* _WORK INSTRUCTION_:
Your answer should be one number: the count of lines below that contain "batch".

════════

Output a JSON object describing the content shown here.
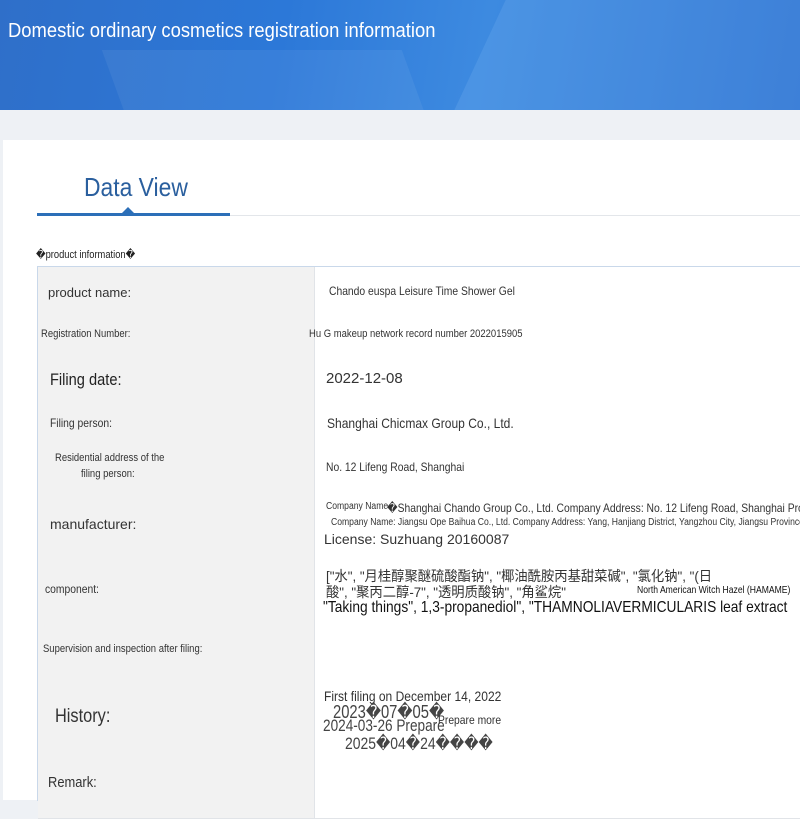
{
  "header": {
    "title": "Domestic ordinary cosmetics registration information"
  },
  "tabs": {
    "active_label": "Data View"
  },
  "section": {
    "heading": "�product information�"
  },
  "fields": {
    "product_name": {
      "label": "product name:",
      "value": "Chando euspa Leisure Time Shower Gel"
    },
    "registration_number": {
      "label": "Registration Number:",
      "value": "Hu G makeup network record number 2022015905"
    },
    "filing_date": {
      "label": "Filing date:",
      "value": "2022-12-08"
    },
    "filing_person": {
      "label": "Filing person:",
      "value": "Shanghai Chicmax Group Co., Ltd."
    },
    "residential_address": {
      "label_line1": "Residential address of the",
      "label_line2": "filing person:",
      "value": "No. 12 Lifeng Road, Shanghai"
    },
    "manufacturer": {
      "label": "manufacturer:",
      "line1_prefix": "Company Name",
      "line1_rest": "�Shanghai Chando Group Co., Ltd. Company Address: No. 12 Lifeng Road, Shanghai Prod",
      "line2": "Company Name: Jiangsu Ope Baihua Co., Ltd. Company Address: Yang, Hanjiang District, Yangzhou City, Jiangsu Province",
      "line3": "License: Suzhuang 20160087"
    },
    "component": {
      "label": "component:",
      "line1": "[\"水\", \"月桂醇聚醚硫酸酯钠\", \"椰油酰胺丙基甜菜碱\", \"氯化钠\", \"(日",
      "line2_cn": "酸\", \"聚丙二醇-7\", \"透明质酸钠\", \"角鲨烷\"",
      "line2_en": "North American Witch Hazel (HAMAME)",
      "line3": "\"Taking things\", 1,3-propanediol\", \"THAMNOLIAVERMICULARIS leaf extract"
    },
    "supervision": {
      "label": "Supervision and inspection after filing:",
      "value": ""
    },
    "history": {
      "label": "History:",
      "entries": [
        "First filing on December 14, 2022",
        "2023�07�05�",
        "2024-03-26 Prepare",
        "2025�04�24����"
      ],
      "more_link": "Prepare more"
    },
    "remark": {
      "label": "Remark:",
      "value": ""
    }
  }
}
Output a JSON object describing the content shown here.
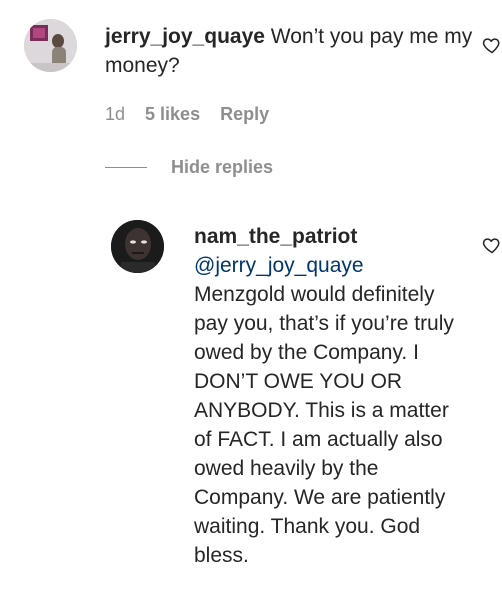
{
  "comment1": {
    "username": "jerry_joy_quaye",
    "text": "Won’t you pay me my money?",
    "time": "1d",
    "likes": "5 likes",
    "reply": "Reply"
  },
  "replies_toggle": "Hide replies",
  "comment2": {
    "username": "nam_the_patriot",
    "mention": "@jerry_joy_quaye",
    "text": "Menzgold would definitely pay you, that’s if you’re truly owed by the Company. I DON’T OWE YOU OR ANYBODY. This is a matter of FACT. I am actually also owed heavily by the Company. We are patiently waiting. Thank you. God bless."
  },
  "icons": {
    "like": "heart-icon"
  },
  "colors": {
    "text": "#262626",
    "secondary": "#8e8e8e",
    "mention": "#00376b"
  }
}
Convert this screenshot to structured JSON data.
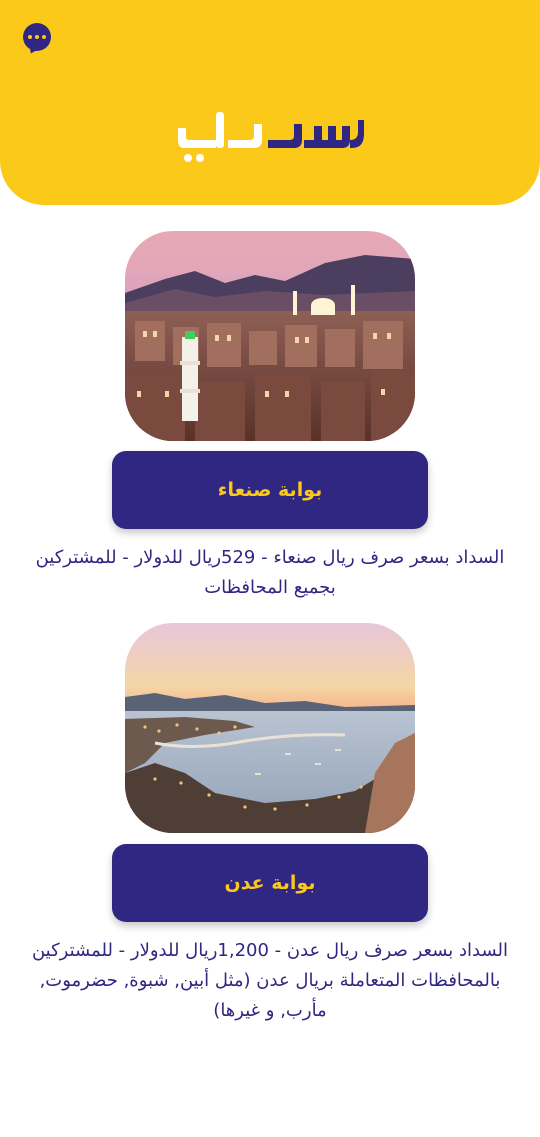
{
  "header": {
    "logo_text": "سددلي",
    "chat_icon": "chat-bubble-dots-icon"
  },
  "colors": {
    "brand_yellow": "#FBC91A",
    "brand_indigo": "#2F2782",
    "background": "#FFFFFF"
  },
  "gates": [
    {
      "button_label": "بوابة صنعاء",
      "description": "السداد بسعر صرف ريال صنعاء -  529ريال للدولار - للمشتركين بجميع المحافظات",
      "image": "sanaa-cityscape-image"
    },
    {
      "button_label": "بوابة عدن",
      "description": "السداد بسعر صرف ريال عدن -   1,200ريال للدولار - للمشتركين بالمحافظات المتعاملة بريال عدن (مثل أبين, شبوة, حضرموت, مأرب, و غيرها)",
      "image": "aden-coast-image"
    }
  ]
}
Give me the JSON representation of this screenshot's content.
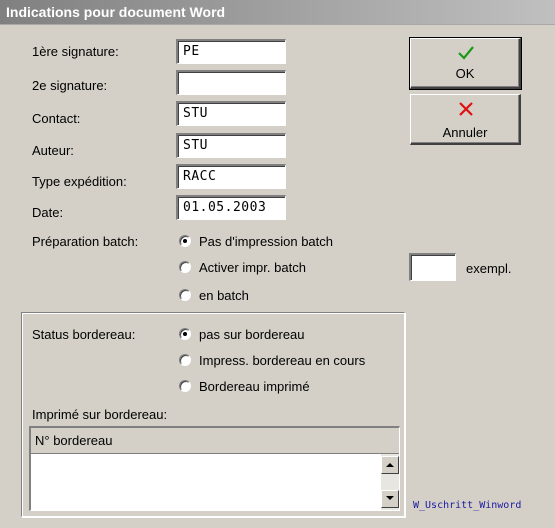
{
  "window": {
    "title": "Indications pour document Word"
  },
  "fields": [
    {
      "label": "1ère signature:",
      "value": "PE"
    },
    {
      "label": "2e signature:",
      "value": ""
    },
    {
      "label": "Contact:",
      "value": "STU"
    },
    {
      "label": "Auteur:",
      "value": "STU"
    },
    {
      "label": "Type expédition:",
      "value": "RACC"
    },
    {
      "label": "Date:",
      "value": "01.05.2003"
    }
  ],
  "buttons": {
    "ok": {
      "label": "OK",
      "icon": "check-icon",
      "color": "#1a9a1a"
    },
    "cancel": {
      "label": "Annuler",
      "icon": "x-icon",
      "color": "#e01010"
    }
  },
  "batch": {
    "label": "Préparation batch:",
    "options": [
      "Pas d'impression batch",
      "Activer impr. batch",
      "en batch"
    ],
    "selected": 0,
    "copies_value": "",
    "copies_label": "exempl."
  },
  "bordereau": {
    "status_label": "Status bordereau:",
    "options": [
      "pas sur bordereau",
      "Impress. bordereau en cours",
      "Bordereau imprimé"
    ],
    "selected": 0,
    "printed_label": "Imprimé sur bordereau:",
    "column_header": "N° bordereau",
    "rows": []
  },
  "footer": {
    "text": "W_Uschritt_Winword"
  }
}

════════

* _ANSWER TO THIS PROBLEM_:
5